Words by Helen Knott
What does it mean to be a cult figure? Is it simply someone who is popular with a loyal, but limited, group of people, or does it have connotations of an almost unhealthy devotion?
Cult Figure: Kenneth Williams feels like the work of a fan, someone with a real reverence for Kenneth Williams. Painstakingly pieced together from diary entries, personal letters and radio performances, writer and performer Colin Elmer successfully captures the spirit of Williams’ singular persona. The piece is funny, fast-paced and enjoyable. This is particularly true in a first half that focuses on Williams’ early life as a child living above his father’s hairdressers and his stint in the forces during World War II.
The stories about Williams’ war years provided real insights into the life of a soldier and the work of the Combined Forces Entertainment, the group that travelled around, providing entertainment for the troops. Indeed, Williams lived through a fascinating era of history, and I would have enjoyed more exploration of the context that he was living and working in. Issues such as the illegality of homosexuality for much of Williams’ life undoubtedly impacted him and his work, but were barely touched upon.
Elmer instead focused on performing numerous extracts from Williams’ radio career, using skits from Hancock’s Half Hour, Round the Horne and Just a Minute to trace his evolution from a bit part actor, to an innovative comedian, to a TV and radio personality. This generally worked well and allowed Elmer’s real strength – that is, his well-observed impersonation of Williams – to take centre stage. Elmer’s voice, subtle mannerisms and easy charm resulted in a number audience members commenting in the interval: “I think it’s really him!”
The second half of the show was largely structured in a chat show format, with Elmer feeding audience members pre-prepared questions. This felt a little forced; just a device to allow Elmer to cover some big moments in Williams’ life, including celebrity-themed anecdotes and oddly, the Carry On films (which were rather rushed over, considering that they’re probably Williams’ best known work).
It didn’t help that Elmer was occasionally tripping over his very detailed, very precise script.
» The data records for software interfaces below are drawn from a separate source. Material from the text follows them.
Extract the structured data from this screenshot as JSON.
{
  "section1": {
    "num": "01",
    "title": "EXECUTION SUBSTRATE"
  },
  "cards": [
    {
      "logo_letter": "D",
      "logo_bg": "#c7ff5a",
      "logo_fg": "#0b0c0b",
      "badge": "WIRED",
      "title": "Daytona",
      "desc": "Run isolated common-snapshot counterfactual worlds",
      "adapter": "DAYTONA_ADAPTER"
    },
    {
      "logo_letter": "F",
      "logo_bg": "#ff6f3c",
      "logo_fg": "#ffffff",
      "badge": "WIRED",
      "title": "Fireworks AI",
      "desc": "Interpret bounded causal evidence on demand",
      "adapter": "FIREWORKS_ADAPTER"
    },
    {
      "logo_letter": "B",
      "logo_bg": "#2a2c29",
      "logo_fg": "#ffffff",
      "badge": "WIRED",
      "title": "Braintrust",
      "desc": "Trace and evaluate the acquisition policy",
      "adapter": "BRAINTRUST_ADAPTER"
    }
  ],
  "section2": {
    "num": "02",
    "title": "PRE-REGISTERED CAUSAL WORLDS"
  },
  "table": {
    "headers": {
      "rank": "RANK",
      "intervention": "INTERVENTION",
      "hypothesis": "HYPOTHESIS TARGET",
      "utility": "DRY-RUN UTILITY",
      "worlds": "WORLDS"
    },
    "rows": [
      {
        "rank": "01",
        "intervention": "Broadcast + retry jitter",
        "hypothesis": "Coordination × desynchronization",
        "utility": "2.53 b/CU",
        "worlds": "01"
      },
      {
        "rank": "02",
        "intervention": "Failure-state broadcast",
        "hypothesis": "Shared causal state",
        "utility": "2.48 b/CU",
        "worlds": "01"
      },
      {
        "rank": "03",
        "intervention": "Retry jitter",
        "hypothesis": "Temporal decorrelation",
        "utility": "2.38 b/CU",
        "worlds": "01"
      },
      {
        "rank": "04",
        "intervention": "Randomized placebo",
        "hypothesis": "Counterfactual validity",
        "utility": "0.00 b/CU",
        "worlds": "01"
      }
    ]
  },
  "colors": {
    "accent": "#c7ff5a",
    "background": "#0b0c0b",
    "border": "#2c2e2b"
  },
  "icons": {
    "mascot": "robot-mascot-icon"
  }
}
This section may have worked better if it actually gave The Old Joint Stock audience the opportunity to ask their own questions. They were clearly a knowledgeable bunch and it would have freshened things up to see Elmer thinking on his feet.
Ultimately, the show felt rather one-dimensional. There was no sense of the darkness that haunted Williams, eventually leading him to die from an overdose. Williams’ mother, who he had a close relationship with throughout his life (she even lived next door), was strangely absent. Big and complex questions about Williams’ private life and professional legacy were untouched.
Cult Figure: Kenneth Williams clearly didn’t have ambitions above providing a nostalgic and fun reproduction of the best bits of Williams’ career for the comedian’s devoted following. It certainly succeeded in this: the production comes from a place of great affection and is beautifully performed, but it’s not going to win the cult figure Kenneth Williams any new fans.
For more on Cult Figure: Kenneth Williams, visit www.oldjointstock.co.uk/whats-on/cult-figure
For more from Old Joint Stock Theatre, including full event listings and online ticket sales, visit www.oldjointstock.co.uk